And finally there is ClikzinClikzin offers a maximum of 8 weeks’ protection against blowfly strike, and has a withdrawal period of 7 days for meat and offal. This makes it the ideal choice for lambs that you want to sell off in August or September, or that are going straight to the factory.

Ectofly and Vector

Other solid choices for preventing blowfly strike are Ectofly and Vector. These are more general-purpose insect repellents, and are used for the treatment and control of ticks, lice and flies. Like Clikzin, they have a 7-day withdrawal period, making them ideal for use on factory lambs. Ectofly and Vector contain the active ingredient Cypermethrin and are effective against flies for up to 8 weeks. They should be applied using a purpose-designed pour-on gun.

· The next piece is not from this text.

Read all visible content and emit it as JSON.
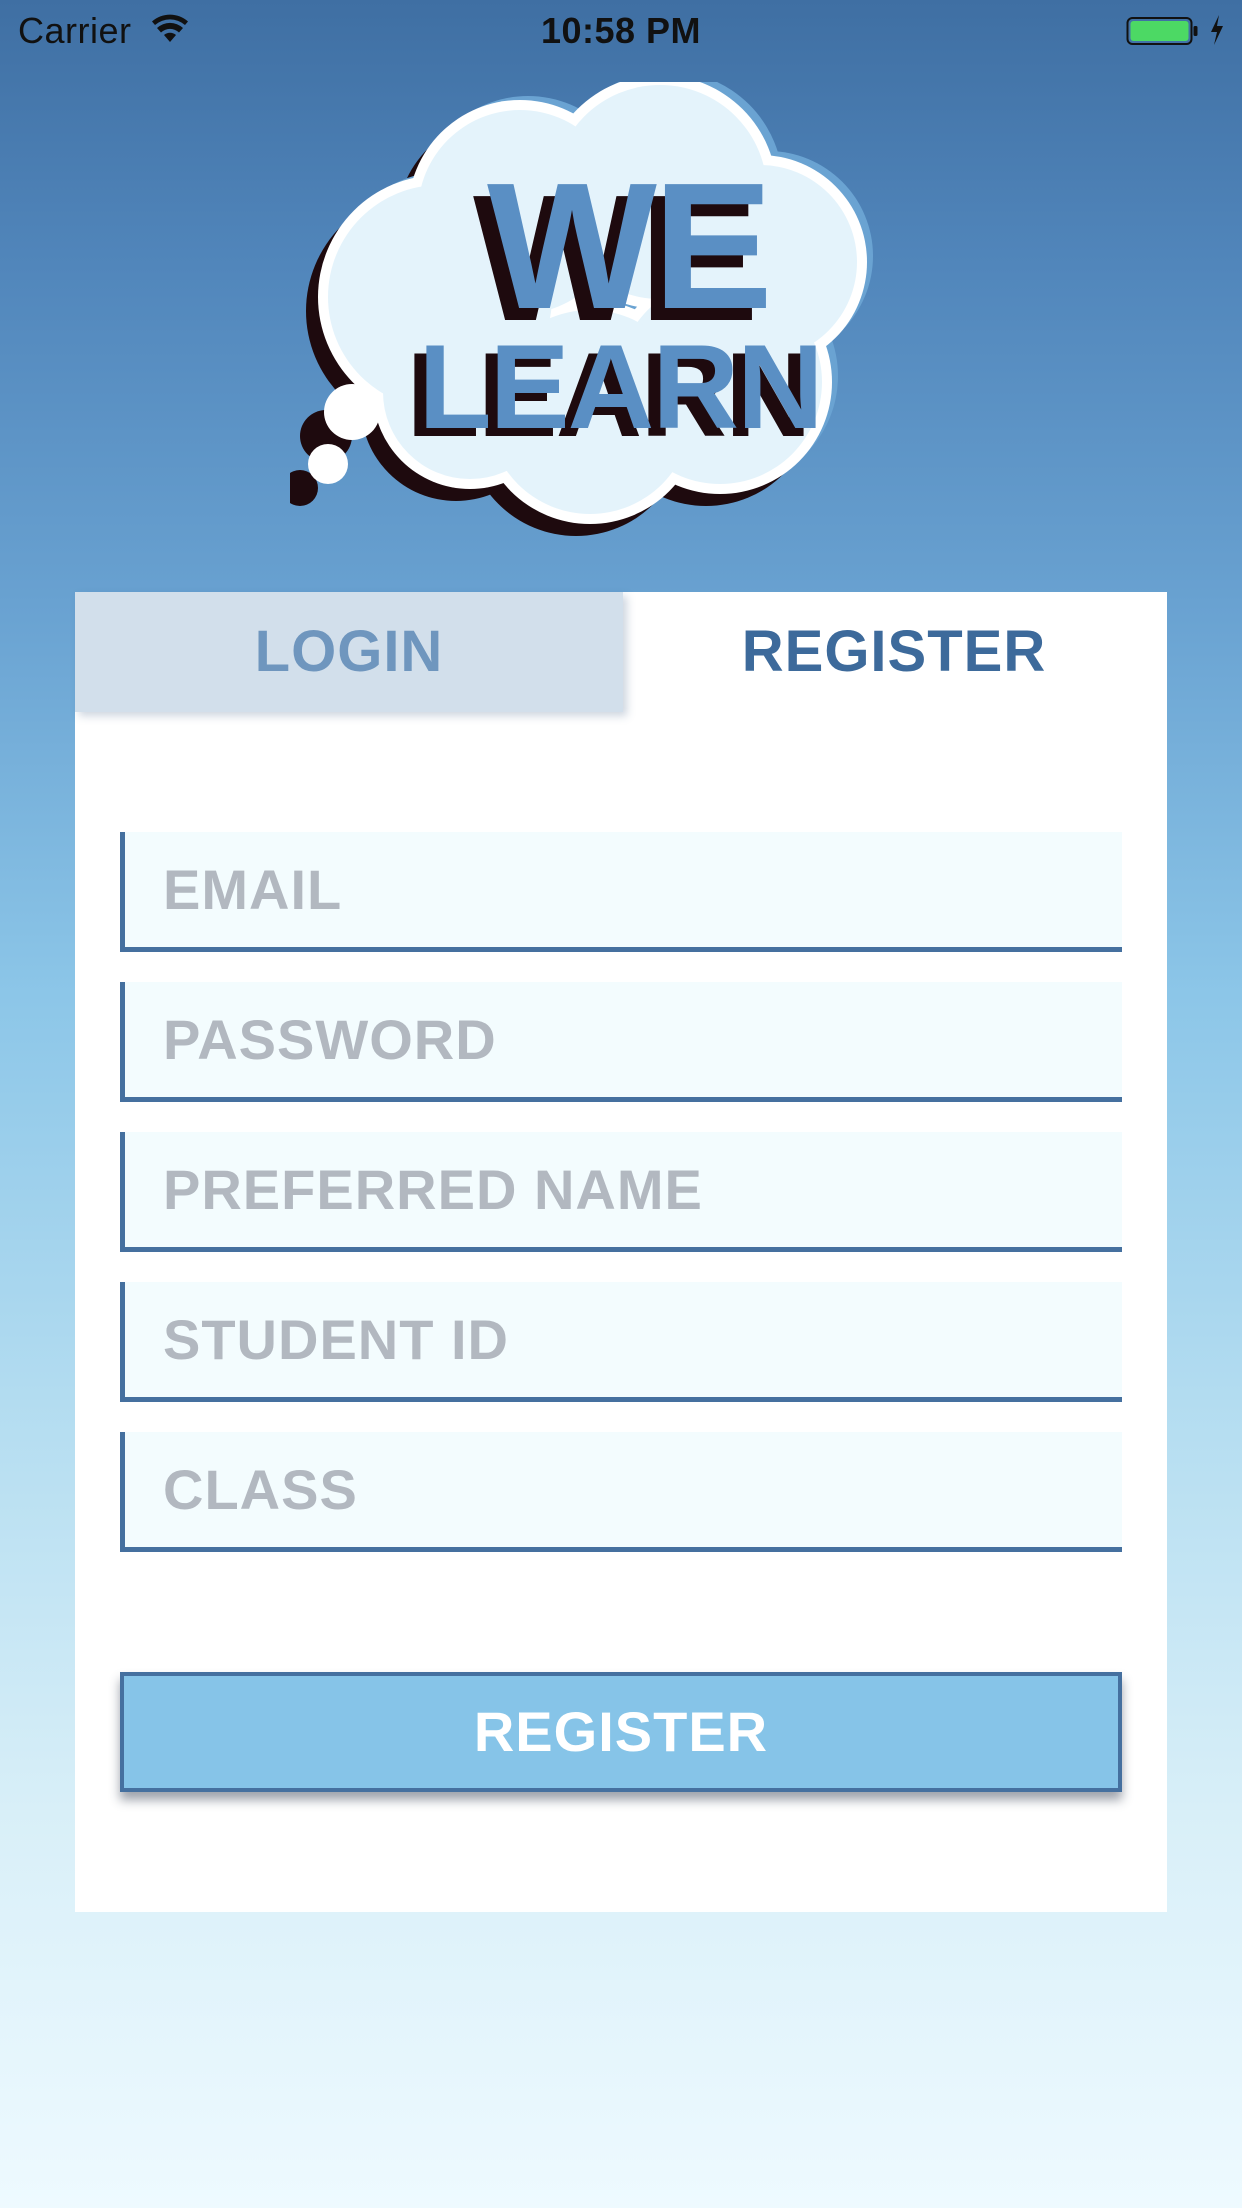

Application is key

Not everyone is aware that the mode of application of these products is key to their effective performance as an insect deterrent. When I hear farmers complain that pour-ons don’t work, I wonder how they are applying them.

To correctly apply any of the classic blowfly-repellent pour-ons, you have to use the 4-stroke method. Ideally, when applying according to the 4-stroke method, you should have an assistant to hold the sheep at the head. Then, using your applicator gun, apply your chosen pour-on as follows:

1)1/4 sprayed from between the shoulders to middle of back

2)1/4 sprayed from middle of back to top of animals tail

3)1/4 sprayed from one side of the animals tail down the crutch

4)1/4 sprayed from other side of tail down the other crutch

The diagram below offers a useful visual guide for the application of Clik.